Clerks II (R), directed by Kevin Smith, starts Friday, July 21, at area theaters.
"Please don't let this suck, please don't let this suck." I laced my fingers and bowed my head as the opening flickers of Clerks II illuminated the screen, hoping that it wasn't too late to beseech the god of cinema. The original Clerks, released in 1994, was writer/director Kevin Smith's low-budget calling card, a raunchy and achromatic day at a New Jersey convenience store that helped cement the commercial viability of independent film. Smith's subsequent efforts have been of varying merit (the dirty-sweet Chasing Amy, the yucky Jersey Girl), so the quality of Clerks II was hardly foregone.
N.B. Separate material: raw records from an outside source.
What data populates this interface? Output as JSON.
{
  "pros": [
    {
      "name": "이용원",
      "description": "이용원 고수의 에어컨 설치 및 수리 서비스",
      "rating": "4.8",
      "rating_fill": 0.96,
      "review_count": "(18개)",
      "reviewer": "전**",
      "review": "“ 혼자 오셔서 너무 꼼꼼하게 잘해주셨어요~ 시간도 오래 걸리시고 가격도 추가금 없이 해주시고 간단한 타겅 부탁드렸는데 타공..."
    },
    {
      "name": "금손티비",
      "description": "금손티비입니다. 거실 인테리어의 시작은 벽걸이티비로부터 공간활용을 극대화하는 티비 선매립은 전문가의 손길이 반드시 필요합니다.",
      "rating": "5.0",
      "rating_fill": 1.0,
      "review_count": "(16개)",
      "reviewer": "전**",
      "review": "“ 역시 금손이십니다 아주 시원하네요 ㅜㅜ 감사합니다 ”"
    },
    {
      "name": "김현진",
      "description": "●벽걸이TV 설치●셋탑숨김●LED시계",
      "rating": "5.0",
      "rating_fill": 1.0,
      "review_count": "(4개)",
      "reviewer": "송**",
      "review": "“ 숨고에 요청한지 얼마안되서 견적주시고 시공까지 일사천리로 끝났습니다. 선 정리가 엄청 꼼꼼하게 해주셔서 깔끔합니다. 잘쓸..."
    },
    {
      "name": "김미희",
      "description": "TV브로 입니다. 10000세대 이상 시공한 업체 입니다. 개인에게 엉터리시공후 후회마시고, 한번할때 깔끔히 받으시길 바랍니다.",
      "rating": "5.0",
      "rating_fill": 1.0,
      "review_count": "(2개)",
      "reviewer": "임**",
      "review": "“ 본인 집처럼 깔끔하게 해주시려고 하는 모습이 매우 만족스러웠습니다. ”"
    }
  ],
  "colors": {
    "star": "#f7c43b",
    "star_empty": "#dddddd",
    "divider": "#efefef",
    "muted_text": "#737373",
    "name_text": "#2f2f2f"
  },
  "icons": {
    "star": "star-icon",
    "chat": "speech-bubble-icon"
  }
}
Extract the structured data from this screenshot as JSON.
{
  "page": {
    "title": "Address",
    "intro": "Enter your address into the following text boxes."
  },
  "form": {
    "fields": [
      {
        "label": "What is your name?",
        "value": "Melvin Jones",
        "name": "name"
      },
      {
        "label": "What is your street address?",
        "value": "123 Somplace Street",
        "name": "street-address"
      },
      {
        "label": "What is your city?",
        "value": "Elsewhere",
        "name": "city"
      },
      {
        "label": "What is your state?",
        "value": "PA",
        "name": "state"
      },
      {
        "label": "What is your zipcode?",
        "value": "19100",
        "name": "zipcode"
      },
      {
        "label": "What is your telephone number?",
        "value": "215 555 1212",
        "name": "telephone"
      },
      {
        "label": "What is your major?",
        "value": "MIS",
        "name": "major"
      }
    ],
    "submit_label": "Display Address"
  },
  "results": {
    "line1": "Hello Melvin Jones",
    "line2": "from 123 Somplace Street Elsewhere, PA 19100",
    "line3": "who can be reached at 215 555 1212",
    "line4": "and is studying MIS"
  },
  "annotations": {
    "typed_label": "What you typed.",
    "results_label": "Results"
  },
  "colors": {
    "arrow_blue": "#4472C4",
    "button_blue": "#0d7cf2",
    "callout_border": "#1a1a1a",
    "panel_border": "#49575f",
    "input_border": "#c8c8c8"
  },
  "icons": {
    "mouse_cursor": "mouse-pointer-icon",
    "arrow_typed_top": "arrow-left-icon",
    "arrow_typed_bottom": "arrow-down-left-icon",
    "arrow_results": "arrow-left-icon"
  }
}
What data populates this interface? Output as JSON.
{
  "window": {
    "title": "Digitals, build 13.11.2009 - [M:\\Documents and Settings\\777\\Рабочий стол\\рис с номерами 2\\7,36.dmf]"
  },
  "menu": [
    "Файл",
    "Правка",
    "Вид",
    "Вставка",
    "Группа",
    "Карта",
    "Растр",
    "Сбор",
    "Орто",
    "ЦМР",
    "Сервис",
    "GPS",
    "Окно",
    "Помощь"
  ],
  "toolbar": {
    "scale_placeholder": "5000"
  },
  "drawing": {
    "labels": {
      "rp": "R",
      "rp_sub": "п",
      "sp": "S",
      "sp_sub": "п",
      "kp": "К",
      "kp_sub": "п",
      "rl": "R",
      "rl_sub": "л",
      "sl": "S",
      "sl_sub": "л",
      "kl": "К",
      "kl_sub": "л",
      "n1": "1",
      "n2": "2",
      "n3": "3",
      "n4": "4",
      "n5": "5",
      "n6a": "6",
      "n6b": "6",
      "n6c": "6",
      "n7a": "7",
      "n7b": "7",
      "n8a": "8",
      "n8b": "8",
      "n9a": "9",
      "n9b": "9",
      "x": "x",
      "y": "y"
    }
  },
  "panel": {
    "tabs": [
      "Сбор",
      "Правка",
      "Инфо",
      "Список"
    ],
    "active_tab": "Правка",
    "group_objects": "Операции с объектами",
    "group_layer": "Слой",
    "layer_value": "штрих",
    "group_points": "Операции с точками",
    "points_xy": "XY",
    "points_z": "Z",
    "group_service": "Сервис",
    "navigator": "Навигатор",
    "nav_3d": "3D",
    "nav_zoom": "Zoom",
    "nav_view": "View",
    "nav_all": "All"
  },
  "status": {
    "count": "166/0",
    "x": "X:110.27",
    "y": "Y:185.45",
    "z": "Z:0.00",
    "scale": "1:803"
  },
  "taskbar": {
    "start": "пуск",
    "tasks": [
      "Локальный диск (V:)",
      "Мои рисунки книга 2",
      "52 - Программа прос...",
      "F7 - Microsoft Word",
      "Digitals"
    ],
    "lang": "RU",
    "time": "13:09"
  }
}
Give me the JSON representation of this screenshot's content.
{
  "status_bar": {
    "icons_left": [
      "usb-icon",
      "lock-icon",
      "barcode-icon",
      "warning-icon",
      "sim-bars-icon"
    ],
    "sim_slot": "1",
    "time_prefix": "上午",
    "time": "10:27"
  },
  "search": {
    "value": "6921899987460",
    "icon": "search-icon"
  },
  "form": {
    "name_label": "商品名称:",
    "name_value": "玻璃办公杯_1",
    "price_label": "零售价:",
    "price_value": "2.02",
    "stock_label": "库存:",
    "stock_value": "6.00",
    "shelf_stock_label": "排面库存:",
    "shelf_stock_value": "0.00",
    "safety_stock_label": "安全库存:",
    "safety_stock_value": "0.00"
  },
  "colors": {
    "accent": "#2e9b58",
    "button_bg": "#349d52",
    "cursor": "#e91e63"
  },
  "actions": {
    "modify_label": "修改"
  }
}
Luckily, my 11th-hour incantation seems to have done the trick. Clerks II --- while certainly not on par with the original --- rather successfully fuses both sides of Smith: the wickedly witty teenage fanboy and the schmaltzy family man in his mid-30s. In the decade between Clerks and Clerks II, we're meant to believe that nothing had changed: eternally frazzled Dante Hicks (Brian O'Halloran) still toiled at the Quick Stop, while irritating best friend Randal Graves (Jeff Anderson) continued to man the adjacent video store. The film opens in Clerks-y black-and-white with Dante arriving at work, then gives way to color as flames claim the structure and set the plot in motion.
Flash-forward a year, where Dante and Randal are now "funployees" of fast-food chain Mooby's, and independent entrepreneurs Jay (Jason Mewes) and Silent Bob (Smith) have returned to set up drug-dealing shop right outside Mooby's following a court-ordered stint in rehab. Big changes are afoot for Dante, however: he's got a pretty, albeit controlling, fiancée (Smith's wife Jennifer Schwalbach) with whom he's leaving for Florida the next day to begin a new and comfortably nepotistic life. Complicating matters is Becky (Rosario Dawson, Sin City), the manager at Mooby's who drives a lime-green vintage Mustang and has obvious chemistry with Dante. Smith parcels out information about their history in an uncharacteristically subtle way.
It's your standard scenario in which someone must decide whether to make a break for the unknown or stick with familiar evils. However, I don't recall this clichéd contrivance previously containing a rant about the etiquette of "ass-to-mouth." Yup, we're in Smith country, folks, and while the same writing that nearly got Clerks slapped with a NC-17 isn't nearly as shocking 12 years out, it's still awfully funny. Randal gets the best lines, whether he's lecturing co-worker Elias (adorably geeky newcomer Trevor Fehrman) on why his beloved Star Wars is so thoroughly superior to the Lord of the Rings trilogy ("It's three movies about people walking to a fucking volcano!") or, in the most hilarious gag, trying to reclaim a certain racist term that he had no idea people found offensive.
But it's not all bestiality and junk-tucking: Smith's Jersey Girl sentimental side once again rears its ugly head, though he seems to have found a way to harness it. Like Smith, Randal and Dante aren't 23-year-old slackers anymore; they're trying to figure out what's important and how to achieve it. The go-kart bonding montage to the tune of "Raindrops Keep Falling On My Head" is sappy and unnecessary. But the lock-up confrontation (don't ask) between Dante and Randal about their respective choices in life is well-written and surprisingly touching, with both Anderson and O'Halloran finally acting like actors instead of snarky line readers.
The emergence of the two stars' dramatic chops could probably be attributed to the presence of Dawson, a gifted performer who is impossible to dislike. She hit the indie scene right around the same time Clerks did in 1995's equally controversial Kids, and as Becky, her vulnerable eyes and unguarded smile help to channel a feisty woman that is trying valiantly to protect herself in the face of strong feelings for someone she believes to be out of her reach. But Randal brings up a good point: how is it possible that a "hideous C.H.U.D." like Dante always has two good-looking women fighting over him?
There are, of course, the expected Smith cameos (Jason Lee wearing his My Name Is Earl whiskers, Ben Affleck sporting some porn-star 'stache) and the reliably diverse soundtrack (when was the last time you were treated to the dulcet tones of King Diamond?). Smith's Silent Bob gets his requisite soliloquy at the end, but Mewes' Jay continues to steal the show. A much-publicized heroin addiction threatened to derail Mewes' career, if not his life, and though Smith gets some comedic mileage working Mewes' real-life legal problems into the script, it's the fearlessly entertaining --- and couple-years-clean --- Mewes who's getting the last laugh. And may again, if the end credits of Clerks II are to be believed.